Titles that identify each chapter, the chapter head may appear on a page preceding the body text or the text of the chapter may start on the same page.
Subheads within each chapter divide the chapter into smaller sections.
- Header / Footer
Headers and footers, also known as running heads, are repeating text - often the title of the book or the specific chapter within the book - that appears at the top (header) or bottom (footer) of each page or every other page in a book design.
The page number is sometimes incorporated with the running headline or footer.
When the book has multiple authors, such as a compilation of short stories, the byline is a short phrase or paragraph that indicates the name of the author for an individual story or chapter.
The byline commonly appears between the chapter head and start of the chapter.
- Page Numbers
Page numbers can appear at the top, bottom, or sides of pages although the bottom of the page is the most common in book design. Numbering in Arabic numbers may start with the front matter, although Roman numerals are sometimes used for the front matter with Arabic page numbering starting with the first chapter. Material at the end of the book, such as an appendix, may have a separate numbering system such as A-1, A-2, etc. for Appendix A.
Outside the main text, notices may take the form of tips, alerts, or trivia related to the main discussion. These are generally small chunks of text set apart by font, color, or position and are often identified with a distinctive header or icon.
Notices may be placed within the body of the text or the layout may include an extra column (such as a wide outer page margin) where such notices appear.
- Photos / Illustrations
A book design layout may contain photographs, drawings, charts, graphs, or clip art. Software manuals typically contain screen shots, charts, and icons. Illustrations may appear on their own page or be integrated into the text.
To save money, a book design may be printed in black and white but include a section of pages in the middle or at the end of the book that groups all full color photos together.
- Screen Captures
Screen shots take special manipulation in order to be rendered clear and readable in print.
Some books, such as software manuals, use a variety of icons to indicate tips, warnings, shortcuts, or other significant bits of information.
- Technical Illustrations
Manuals and other technical publications may contain charts, diagrams, graphs, and other types of drawings.These illustrations may appear within the body of the book or may be part of an appendix.
The caption is a phrase, sentence, or paragraph describing the contents of an illustration such as a photograph or chart. The caption is usually placed directly above, below, or to the side of the picture it describes.
- Screen Captures
Often found in scholarly publications or textbooks, footnotes are notes usually found at the bottom of a page of a book that cites a reference or provides additional explanations for a designated part of the text.
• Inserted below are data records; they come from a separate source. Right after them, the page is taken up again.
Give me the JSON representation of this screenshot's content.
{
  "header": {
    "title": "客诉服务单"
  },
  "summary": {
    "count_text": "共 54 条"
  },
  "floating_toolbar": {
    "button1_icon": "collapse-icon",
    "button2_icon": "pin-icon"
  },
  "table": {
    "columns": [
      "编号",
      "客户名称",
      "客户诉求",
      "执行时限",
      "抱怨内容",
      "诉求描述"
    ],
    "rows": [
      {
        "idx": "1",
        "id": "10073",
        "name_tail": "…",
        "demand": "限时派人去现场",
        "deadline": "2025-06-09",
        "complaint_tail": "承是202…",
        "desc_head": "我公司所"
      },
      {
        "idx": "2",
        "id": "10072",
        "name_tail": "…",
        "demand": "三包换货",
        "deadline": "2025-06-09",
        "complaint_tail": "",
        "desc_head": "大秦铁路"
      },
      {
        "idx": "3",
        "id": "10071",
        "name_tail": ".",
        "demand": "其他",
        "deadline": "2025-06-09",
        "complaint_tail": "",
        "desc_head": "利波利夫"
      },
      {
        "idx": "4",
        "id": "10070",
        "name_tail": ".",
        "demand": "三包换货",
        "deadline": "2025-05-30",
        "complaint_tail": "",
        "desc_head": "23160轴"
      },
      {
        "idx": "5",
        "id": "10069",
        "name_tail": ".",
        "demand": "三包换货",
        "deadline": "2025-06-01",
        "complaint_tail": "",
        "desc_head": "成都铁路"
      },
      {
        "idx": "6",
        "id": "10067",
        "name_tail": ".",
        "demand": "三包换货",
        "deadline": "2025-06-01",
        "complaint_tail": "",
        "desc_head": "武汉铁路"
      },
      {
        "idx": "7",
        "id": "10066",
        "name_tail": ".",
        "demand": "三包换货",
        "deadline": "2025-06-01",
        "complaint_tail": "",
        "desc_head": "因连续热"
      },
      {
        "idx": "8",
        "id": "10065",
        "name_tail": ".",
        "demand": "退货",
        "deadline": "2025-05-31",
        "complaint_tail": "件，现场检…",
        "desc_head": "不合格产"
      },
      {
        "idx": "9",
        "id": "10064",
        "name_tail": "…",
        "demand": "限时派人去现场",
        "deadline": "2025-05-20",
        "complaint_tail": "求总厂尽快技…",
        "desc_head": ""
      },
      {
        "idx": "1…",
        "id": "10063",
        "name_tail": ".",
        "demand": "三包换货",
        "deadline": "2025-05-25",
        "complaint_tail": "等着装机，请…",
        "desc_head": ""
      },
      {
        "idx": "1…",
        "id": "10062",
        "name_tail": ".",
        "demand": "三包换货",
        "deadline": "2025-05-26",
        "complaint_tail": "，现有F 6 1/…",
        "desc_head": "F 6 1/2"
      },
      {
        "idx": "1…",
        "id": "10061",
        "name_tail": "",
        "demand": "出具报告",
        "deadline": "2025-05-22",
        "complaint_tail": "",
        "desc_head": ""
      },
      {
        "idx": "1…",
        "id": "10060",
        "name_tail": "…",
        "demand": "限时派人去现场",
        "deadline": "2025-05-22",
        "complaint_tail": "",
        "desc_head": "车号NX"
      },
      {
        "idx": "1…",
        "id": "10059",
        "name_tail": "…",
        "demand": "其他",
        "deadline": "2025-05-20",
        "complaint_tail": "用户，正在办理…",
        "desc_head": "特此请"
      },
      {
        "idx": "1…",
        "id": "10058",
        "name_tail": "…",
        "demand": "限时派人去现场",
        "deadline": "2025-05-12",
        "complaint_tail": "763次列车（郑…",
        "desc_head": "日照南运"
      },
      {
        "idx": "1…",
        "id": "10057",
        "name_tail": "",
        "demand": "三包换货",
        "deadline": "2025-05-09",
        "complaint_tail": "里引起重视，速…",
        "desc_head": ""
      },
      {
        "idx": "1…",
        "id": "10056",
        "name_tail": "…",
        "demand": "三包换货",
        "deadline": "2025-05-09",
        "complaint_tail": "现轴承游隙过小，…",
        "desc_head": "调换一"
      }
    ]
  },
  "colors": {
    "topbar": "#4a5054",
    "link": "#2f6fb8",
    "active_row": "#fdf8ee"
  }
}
Subscript numbers adjacent to the designated text coincide with the same notations found in the footnotes. Footnotes can appear at the end of a page (before the footer), end of a chapter, or may be consolidated into a section of pages at the end of the book, where they are called endnotes.
Also called an afterword, the epilogue is a short section following the last chapter that tells about what happened to the characters in the future, after the conclusion of the main story. Computer books, manuals, and other types of books that don't involve a storyline and actual characters (real or fictional) won't normally have an epilogue.
Parts of a Book > Text Block > Body of the Book